-- Work item --
The output should be all lines of the entries below in which the word "JSON" occurs.

______________________________

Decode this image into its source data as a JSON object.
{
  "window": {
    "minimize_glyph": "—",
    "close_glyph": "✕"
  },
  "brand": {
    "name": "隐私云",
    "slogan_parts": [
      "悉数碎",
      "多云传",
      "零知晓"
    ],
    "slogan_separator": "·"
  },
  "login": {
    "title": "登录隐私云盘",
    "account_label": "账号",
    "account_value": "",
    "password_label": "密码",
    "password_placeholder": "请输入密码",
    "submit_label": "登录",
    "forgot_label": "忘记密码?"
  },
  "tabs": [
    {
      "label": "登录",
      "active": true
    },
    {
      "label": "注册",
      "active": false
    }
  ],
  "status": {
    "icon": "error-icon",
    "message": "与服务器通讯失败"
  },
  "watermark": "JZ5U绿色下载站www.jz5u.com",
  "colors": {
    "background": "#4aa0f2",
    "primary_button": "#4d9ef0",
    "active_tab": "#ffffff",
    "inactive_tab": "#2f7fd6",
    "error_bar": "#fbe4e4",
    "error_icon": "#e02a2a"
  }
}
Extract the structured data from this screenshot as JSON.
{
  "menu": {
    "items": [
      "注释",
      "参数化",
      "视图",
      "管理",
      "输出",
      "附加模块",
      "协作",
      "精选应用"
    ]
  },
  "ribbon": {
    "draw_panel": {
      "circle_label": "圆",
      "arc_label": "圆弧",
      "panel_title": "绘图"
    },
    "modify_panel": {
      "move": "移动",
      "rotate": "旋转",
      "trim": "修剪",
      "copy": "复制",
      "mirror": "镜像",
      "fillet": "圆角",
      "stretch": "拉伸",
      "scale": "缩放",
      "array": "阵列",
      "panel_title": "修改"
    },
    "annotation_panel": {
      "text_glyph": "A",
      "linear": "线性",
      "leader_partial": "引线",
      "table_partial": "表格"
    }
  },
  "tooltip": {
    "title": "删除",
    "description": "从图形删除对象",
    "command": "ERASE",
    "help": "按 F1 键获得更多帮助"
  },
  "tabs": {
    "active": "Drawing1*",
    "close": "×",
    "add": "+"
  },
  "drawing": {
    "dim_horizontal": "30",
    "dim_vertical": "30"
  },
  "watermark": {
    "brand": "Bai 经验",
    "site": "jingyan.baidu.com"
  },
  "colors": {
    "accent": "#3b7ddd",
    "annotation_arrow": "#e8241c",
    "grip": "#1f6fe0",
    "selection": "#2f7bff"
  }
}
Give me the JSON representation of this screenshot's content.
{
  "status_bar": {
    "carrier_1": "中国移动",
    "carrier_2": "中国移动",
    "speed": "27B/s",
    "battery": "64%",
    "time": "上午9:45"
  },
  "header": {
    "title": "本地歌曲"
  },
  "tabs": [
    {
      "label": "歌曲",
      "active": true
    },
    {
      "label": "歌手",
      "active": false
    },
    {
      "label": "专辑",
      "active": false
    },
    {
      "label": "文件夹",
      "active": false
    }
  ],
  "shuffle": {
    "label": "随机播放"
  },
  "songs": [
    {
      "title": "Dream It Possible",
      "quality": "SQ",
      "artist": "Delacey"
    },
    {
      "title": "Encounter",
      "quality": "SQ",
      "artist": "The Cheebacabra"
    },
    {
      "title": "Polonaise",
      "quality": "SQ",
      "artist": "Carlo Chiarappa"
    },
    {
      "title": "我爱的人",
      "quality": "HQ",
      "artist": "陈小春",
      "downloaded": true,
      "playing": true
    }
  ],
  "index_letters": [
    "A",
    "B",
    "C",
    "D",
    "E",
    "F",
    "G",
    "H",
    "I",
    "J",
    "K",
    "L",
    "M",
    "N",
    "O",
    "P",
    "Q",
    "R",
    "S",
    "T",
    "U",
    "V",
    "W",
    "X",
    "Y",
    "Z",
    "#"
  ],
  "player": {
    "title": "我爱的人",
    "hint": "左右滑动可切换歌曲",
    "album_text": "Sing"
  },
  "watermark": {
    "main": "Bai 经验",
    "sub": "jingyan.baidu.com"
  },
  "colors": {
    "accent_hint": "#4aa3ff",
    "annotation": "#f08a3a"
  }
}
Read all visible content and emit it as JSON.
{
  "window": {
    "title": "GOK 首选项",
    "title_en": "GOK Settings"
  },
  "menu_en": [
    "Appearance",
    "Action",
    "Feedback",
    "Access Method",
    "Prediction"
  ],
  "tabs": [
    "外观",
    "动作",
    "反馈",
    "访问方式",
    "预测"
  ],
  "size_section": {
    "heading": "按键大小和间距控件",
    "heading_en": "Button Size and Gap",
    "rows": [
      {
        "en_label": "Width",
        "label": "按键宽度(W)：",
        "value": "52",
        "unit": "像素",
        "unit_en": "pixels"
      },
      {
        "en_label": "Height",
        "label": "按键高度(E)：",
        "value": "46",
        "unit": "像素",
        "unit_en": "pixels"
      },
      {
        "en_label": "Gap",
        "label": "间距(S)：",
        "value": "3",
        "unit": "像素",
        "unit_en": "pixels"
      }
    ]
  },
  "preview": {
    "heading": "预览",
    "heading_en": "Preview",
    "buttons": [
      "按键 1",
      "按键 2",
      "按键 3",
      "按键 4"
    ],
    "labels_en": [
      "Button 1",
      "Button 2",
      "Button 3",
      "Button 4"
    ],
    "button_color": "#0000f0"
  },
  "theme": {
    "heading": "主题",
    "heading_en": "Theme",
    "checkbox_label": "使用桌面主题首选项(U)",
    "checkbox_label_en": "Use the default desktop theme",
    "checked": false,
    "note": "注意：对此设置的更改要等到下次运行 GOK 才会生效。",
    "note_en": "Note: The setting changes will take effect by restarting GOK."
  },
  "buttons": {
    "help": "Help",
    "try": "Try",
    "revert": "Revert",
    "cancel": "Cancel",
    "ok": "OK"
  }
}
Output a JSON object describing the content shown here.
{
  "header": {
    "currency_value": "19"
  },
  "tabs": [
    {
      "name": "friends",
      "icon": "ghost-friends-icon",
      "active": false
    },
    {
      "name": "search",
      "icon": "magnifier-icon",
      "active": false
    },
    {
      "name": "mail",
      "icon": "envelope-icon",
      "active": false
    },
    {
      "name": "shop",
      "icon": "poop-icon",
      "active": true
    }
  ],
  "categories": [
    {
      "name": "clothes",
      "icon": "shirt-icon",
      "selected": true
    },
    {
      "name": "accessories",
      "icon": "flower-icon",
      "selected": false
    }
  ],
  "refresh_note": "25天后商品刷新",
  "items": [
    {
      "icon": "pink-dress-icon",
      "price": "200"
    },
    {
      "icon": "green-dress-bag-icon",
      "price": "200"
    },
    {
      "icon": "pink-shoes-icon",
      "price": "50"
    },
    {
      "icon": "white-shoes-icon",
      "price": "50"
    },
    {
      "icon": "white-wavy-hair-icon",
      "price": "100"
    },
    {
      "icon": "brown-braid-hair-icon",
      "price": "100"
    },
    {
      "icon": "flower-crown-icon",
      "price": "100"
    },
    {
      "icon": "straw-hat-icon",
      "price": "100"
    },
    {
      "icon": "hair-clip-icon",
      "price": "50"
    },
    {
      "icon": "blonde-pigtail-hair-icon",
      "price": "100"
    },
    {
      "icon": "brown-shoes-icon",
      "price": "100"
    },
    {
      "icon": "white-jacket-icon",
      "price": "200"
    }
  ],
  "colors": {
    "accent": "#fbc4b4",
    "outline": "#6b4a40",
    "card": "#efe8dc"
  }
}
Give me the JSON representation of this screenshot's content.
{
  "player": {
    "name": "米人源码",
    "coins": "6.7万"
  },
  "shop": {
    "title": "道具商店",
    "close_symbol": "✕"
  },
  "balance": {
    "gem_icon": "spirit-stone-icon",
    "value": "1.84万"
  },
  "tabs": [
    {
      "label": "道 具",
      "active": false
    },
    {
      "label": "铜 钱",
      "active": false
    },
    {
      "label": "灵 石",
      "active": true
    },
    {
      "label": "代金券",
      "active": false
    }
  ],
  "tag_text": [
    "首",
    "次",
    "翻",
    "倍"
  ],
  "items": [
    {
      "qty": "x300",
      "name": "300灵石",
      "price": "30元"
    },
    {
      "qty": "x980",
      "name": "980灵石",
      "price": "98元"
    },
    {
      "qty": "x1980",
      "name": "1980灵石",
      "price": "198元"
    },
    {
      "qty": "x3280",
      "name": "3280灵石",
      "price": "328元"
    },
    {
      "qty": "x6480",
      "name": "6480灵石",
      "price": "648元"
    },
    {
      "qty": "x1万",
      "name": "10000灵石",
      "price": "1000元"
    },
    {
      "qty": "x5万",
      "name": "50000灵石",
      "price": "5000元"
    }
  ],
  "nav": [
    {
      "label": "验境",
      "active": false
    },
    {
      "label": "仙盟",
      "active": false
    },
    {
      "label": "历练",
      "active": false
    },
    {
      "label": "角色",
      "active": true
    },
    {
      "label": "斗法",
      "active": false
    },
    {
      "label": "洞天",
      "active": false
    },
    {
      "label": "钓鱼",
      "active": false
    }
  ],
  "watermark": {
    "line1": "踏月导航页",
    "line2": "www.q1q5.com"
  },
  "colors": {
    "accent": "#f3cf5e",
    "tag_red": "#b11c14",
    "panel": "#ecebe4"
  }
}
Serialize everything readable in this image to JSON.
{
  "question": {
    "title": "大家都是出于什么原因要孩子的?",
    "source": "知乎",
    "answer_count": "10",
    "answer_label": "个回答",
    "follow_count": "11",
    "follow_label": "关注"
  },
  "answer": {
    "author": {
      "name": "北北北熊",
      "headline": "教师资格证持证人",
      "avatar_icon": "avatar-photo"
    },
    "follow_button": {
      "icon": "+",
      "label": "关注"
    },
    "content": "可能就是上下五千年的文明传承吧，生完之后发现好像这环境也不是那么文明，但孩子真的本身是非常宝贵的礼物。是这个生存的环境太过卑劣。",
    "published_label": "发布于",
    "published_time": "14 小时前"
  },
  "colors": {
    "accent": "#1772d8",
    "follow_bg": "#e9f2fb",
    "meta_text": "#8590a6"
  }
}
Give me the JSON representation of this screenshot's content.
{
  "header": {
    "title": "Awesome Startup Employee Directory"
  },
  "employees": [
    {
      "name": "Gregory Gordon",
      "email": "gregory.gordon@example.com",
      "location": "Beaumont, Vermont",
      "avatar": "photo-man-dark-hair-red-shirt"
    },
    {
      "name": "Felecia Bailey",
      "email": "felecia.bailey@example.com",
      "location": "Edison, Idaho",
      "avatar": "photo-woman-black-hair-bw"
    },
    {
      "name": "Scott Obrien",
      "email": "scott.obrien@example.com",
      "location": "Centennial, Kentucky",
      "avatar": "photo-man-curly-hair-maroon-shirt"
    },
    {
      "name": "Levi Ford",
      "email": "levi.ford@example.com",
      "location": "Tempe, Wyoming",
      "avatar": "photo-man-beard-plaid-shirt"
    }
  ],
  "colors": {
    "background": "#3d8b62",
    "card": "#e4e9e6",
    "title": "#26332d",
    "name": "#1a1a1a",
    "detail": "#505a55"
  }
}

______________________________

-- Solution to the exercise --
Decode this image into its source data as a JSON object.
Extract the structured data from this screenshot as JSON.
Give me the JSON representation of this screenshot's content.
Read all visible content and emit it as JSON.
Output a JSON object describing the content shown here.
Give me the JSON representation of this screenshot's content.
Serialize everything readable in this image to JSON.
Give me the JSON representation of this screenshot's content.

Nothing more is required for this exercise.